> [Dataset items]:
= Beginning of Section =
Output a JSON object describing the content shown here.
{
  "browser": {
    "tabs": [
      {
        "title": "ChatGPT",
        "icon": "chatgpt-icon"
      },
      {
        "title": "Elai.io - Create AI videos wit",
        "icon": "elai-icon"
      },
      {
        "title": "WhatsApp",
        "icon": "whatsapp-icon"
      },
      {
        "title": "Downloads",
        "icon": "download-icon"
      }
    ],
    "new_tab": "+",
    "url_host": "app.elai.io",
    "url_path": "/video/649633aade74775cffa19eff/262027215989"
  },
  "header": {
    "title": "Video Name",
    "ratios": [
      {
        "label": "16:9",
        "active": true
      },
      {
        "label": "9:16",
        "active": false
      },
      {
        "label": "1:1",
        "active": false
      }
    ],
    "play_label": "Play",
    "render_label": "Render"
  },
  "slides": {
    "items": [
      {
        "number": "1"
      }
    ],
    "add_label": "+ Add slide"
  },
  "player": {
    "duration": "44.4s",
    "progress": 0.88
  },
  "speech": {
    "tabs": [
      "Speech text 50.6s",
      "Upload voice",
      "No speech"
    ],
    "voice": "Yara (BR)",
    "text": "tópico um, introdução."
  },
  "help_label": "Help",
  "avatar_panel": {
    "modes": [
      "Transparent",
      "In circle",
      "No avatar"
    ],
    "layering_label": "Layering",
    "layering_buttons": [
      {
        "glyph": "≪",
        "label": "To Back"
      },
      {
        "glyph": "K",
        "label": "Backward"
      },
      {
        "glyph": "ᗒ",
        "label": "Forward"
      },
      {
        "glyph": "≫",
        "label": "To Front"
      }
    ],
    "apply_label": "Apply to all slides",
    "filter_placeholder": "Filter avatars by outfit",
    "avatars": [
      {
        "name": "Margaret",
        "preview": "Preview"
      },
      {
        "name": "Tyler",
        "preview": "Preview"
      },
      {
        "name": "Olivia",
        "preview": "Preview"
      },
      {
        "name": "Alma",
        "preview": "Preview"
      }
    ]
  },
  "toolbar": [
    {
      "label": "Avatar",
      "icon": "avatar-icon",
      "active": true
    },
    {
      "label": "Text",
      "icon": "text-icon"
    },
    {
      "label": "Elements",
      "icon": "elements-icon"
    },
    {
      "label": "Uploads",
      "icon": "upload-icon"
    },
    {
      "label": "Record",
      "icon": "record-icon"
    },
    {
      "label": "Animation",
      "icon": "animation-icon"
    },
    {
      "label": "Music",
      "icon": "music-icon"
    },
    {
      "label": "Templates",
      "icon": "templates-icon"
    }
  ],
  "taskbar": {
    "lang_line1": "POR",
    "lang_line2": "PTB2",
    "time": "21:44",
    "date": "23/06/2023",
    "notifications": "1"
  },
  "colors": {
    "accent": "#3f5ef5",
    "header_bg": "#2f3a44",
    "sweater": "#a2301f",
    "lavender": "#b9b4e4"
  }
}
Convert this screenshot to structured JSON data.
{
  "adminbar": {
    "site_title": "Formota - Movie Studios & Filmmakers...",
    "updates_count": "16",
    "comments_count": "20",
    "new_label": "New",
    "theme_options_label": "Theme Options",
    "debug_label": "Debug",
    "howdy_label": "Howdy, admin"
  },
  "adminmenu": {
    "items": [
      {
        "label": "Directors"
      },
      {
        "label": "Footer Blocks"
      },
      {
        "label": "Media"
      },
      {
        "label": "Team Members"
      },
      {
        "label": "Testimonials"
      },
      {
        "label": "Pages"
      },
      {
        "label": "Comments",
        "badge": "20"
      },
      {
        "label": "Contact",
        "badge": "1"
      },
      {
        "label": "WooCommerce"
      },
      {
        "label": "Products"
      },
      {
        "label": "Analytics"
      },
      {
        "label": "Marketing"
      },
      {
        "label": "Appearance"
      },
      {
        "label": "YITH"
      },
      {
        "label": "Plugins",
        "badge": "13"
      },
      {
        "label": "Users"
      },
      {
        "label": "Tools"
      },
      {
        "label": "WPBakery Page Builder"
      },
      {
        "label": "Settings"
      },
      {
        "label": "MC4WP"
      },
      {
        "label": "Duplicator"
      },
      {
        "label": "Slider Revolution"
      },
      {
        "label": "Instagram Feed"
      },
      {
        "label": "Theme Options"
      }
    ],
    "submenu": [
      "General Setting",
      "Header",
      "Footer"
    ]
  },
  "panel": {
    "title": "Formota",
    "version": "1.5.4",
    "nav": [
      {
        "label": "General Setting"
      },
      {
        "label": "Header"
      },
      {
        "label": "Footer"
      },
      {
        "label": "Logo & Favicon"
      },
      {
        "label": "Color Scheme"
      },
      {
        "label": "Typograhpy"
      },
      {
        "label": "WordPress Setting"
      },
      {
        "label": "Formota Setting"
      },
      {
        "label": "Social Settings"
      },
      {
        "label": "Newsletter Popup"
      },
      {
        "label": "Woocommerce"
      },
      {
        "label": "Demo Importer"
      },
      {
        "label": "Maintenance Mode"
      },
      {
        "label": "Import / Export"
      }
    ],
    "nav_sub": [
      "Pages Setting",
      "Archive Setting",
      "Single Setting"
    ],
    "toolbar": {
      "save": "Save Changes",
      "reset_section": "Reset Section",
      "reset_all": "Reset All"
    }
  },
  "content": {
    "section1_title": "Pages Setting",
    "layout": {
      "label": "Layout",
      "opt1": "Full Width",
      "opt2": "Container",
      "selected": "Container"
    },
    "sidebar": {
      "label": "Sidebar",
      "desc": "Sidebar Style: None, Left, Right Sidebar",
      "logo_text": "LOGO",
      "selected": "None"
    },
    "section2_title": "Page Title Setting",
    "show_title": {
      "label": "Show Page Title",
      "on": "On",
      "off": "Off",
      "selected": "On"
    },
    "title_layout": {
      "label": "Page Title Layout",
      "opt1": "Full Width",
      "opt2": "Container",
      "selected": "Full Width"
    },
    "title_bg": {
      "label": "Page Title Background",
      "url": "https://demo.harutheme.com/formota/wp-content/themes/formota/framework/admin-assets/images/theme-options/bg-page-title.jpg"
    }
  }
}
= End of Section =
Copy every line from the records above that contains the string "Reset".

> [SOLUTION FOR THIS PROBLEM]:
      "reset_section": "Reset Section",
      "reset_all": "Reset All"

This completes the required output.